> **Exercise**
Go over the material below and report every line that contains the word "kind".

> **Data provided**
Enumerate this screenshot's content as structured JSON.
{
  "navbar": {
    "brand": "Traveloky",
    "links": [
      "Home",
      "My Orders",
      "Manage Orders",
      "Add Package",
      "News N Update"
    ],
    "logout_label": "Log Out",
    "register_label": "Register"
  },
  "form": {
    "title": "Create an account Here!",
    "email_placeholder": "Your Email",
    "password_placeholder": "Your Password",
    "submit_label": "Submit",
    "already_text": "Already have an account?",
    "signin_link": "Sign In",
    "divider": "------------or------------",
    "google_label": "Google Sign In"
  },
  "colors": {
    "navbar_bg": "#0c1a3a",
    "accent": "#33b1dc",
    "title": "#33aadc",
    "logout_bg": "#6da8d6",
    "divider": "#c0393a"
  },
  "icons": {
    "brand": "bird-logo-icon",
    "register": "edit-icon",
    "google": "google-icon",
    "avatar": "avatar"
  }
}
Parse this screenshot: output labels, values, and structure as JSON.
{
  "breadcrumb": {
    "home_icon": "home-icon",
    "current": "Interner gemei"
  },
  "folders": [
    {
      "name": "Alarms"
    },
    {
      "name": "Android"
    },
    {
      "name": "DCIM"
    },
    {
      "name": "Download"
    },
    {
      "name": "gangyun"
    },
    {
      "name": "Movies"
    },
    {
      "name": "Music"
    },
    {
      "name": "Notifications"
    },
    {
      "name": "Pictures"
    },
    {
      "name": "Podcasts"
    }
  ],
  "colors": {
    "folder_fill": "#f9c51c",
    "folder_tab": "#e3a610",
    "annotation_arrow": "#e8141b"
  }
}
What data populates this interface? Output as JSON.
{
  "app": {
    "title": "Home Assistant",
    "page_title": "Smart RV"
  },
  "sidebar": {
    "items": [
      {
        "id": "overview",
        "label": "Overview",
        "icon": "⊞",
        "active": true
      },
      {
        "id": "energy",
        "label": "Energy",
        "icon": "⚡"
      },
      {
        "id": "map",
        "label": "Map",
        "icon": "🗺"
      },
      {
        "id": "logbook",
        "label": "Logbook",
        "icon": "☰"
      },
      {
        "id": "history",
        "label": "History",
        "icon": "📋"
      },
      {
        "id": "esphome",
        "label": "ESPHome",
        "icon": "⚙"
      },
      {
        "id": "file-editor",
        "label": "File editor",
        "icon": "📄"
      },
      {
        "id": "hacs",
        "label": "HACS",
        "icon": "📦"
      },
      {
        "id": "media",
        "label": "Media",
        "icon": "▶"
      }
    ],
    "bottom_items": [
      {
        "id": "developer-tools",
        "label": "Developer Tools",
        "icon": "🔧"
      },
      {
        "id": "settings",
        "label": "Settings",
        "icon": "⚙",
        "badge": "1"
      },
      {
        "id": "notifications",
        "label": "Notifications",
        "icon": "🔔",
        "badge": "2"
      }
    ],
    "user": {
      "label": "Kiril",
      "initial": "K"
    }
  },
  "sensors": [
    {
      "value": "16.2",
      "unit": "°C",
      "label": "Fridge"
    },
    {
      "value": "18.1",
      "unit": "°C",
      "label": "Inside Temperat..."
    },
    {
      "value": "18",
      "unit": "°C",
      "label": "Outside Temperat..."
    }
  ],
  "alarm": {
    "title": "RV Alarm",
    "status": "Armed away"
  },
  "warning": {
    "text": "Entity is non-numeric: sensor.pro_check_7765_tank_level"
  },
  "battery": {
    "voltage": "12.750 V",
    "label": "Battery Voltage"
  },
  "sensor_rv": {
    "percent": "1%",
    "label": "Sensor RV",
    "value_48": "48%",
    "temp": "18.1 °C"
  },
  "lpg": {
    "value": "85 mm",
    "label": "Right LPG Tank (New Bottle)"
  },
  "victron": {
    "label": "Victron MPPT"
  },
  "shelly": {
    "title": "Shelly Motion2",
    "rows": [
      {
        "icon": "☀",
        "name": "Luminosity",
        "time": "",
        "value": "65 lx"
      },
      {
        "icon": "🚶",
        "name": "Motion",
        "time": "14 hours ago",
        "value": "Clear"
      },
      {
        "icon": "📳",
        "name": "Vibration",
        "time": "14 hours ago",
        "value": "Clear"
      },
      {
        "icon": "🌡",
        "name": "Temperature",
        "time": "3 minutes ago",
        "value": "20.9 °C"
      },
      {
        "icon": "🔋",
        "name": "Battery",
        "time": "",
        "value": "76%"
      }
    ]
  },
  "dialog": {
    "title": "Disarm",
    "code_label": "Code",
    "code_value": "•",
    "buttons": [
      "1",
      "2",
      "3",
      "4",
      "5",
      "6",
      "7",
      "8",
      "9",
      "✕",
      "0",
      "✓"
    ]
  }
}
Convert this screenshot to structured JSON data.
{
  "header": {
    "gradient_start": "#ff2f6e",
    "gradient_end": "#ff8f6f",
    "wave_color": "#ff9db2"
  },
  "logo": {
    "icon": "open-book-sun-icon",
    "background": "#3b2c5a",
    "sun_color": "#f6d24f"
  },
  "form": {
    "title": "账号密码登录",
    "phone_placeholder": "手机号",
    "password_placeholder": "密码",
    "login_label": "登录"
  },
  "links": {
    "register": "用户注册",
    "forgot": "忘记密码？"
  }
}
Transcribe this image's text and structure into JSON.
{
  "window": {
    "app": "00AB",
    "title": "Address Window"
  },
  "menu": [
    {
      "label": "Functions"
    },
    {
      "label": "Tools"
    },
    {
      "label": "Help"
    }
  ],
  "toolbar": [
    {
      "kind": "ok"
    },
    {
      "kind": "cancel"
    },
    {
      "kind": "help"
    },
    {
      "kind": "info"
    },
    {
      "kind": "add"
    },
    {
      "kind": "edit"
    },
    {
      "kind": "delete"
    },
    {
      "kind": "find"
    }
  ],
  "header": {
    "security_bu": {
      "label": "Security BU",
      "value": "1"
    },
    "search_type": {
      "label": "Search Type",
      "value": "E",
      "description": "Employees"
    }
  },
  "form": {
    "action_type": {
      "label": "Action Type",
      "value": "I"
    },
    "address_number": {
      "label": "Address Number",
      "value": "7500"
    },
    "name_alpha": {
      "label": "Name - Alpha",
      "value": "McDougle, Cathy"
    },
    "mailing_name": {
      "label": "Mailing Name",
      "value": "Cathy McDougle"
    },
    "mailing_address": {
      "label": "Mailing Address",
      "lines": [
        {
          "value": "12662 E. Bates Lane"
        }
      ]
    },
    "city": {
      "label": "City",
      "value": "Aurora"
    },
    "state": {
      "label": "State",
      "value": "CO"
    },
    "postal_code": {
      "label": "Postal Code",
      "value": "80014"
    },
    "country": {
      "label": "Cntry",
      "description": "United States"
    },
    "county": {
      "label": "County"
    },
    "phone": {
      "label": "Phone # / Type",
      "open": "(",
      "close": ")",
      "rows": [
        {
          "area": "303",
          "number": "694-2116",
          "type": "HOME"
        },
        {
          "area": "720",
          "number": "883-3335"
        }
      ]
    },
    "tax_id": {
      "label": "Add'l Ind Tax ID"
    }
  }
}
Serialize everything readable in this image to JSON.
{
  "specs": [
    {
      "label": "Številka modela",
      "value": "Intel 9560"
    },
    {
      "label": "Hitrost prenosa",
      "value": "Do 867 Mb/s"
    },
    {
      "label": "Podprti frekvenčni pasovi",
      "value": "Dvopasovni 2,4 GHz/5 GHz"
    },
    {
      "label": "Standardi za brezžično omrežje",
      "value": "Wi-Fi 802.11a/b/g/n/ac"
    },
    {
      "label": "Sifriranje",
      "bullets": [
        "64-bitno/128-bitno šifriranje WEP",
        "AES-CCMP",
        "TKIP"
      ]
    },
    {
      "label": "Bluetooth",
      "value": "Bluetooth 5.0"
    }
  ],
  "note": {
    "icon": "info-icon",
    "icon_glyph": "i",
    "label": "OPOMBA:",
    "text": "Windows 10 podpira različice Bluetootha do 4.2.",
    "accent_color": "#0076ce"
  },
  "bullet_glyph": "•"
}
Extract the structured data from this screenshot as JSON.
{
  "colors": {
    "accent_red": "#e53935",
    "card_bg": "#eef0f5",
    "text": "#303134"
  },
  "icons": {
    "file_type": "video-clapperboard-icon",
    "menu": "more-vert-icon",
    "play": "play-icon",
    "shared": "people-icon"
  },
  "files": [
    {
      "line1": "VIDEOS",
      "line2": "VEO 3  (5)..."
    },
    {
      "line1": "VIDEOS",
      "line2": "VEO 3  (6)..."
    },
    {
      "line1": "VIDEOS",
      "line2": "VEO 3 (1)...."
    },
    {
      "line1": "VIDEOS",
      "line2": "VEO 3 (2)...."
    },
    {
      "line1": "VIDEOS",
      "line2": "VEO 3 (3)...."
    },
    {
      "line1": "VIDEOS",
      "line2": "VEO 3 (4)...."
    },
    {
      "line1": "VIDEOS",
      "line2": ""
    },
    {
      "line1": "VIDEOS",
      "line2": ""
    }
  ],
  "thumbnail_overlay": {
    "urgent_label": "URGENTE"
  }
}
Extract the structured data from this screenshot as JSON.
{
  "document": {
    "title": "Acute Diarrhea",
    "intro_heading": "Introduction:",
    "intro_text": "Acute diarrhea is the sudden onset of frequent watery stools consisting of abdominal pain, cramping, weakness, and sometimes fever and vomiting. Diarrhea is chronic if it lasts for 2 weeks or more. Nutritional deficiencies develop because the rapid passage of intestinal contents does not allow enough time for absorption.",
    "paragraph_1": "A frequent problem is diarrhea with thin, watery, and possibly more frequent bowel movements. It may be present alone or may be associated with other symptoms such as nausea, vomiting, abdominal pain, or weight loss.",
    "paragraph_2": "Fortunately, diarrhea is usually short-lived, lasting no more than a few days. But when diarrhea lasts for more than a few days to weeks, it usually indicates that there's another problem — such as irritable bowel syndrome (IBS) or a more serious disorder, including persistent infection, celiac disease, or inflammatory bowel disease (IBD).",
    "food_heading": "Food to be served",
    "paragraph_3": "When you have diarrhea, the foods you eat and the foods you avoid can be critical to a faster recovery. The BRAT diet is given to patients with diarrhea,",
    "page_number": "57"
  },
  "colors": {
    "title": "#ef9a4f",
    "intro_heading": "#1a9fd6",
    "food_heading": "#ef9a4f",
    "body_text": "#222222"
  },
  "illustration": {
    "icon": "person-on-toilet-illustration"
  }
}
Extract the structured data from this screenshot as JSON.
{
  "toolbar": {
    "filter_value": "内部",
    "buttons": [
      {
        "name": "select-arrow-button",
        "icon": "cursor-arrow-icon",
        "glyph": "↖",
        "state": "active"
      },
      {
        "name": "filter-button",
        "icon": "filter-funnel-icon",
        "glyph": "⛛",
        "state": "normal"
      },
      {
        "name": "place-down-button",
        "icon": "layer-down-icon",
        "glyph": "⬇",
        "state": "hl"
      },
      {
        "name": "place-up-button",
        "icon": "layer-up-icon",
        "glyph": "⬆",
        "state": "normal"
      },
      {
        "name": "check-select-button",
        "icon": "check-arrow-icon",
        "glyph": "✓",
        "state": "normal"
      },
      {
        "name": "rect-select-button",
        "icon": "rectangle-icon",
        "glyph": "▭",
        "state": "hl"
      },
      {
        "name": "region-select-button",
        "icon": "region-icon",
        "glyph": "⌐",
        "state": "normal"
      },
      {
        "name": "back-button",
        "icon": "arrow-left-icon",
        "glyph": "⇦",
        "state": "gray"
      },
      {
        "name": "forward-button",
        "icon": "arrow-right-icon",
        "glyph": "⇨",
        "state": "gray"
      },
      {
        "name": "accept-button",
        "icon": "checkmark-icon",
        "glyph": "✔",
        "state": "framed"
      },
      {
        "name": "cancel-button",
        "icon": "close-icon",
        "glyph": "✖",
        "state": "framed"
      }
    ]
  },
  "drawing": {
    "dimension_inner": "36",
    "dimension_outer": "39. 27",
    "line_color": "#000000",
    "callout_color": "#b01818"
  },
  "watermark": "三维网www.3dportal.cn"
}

> **Response to the task**
      "kind": "ok"
      "kind": "cancel"
      "kind": "help"
      "kind": "info"
      "kind": "add"
      "kind": "edit"
      "kind": "delete"
      "kind": "find"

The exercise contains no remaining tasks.